START (Strategic Arms Reduction Treaty) was a bilateral treaty between the Union of Soviet Socialist Republics (USSR) and the United States of America on the limitation and reduction of strategic offensive arms. The treaty was signed on 31 July 1991 and entered into force on 5 December 1994.
The treaty barred its signatories from deploying more than 6,000 nuclear warheads atop a total of 1,600 inter-continental ballistic missiles (ICBMs) and bombers. START negotiated the largest and most complex arms control treaty in history, and its final implementation in late 2001 resulted in the removal of about 80 percent of all strategic nuclear weapons then in existence. Proposed by United States President Ronald Reagan, it was renamed START I after negotiations began on the second START treaty.

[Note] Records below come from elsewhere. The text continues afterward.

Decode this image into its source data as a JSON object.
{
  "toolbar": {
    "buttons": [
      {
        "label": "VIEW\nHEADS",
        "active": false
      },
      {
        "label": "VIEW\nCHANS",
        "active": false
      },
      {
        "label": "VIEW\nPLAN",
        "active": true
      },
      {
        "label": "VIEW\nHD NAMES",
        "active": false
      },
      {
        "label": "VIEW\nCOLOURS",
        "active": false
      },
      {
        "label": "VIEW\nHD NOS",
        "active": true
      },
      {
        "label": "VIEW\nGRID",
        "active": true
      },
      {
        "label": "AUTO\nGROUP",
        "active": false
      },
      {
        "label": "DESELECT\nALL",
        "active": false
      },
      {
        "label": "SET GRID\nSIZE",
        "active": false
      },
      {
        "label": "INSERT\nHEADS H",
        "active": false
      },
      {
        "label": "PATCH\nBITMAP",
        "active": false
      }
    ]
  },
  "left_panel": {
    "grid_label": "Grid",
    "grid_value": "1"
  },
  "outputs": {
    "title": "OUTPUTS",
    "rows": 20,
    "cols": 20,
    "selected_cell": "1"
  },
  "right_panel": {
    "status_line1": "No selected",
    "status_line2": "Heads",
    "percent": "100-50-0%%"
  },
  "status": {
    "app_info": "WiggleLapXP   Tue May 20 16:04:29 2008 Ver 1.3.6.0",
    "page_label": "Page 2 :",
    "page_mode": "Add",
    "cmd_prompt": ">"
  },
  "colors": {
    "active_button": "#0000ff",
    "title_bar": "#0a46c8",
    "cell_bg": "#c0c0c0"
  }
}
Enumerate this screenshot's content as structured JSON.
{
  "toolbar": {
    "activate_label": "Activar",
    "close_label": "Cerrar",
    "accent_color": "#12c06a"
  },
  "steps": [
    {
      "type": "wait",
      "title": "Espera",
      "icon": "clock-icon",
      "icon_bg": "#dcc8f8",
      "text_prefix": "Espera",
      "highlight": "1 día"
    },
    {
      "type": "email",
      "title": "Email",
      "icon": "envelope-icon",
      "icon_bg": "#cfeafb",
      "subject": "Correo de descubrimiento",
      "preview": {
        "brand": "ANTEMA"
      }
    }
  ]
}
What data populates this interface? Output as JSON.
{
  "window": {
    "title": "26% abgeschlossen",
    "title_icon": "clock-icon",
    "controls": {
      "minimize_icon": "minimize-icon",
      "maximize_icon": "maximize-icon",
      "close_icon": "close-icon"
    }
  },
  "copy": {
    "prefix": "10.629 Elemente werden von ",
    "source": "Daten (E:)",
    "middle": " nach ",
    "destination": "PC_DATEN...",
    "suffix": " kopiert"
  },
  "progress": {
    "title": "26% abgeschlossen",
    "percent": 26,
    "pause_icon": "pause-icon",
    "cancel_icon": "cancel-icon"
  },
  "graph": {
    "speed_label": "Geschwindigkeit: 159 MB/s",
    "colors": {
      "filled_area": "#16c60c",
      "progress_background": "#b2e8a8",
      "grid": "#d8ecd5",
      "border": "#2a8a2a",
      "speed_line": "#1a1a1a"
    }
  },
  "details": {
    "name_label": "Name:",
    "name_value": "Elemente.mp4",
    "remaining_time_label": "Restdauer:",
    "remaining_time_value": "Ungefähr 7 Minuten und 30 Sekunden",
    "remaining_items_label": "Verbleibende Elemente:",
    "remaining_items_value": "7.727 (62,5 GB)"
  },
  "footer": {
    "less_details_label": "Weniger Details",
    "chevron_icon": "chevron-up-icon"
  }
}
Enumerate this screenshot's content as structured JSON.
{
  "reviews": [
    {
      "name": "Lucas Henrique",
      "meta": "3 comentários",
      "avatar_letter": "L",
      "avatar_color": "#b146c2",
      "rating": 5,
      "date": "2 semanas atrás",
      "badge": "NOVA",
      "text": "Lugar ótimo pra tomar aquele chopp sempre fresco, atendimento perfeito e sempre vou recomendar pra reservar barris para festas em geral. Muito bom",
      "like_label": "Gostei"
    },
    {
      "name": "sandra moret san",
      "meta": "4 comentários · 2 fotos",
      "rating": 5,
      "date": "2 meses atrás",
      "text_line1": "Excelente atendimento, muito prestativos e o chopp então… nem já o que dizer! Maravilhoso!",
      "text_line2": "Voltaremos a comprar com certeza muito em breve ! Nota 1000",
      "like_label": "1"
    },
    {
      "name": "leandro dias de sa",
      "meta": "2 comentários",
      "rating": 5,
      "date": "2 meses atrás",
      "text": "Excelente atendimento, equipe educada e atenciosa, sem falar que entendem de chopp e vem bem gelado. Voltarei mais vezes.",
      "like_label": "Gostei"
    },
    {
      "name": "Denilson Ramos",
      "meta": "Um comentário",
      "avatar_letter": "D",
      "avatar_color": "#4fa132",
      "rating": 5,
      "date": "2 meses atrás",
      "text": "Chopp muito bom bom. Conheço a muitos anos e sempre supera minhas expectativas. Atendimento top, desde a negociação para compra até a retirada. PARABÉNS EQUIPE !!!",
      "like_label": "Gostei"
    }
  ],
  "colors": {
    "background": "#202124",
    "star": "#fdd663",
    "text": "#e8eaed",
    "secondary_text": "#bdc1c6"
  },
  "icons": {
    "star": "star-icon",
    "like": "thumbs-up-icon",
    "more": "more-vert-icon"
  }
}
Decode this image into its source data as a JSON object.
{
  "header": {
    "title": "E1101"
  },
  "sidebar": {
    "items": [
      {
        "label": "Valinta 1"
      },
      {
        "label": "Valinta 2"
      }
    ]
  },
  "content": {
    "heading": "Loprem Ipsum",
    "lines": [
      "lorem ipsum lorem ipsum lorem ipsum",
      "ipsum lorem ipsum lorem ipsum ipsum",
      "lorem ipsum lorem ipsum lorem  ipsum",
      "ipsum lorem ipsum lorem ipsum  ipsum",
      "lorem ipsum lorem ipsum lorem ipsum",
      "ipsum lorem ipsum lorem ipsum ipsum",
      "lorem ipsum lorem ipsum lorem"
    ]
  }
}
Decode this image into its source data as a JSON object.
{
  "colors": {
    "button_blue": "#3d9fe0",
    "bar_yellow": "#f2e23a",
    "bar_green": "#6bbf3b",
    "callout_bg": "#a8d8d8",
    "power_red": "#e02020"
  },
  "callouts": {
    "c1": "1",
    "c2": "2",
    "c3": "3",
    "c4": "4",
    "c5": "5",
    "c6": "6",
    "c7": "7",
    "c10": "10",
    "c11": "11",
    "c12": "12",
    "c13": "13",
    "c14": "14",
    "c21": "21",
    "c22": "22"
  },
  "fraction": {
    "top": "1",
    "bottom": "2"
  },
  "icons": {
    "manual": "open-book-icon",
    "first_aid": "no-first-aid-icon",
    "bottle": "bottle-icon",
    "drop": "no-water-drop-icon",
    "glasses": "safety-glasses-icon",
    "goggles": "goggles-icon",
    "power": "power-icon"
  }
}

Reductions mandated by the treaty were to be completed no later than seven years after its entry into force. Parties were then obligated to maintain those limits during the next eight years.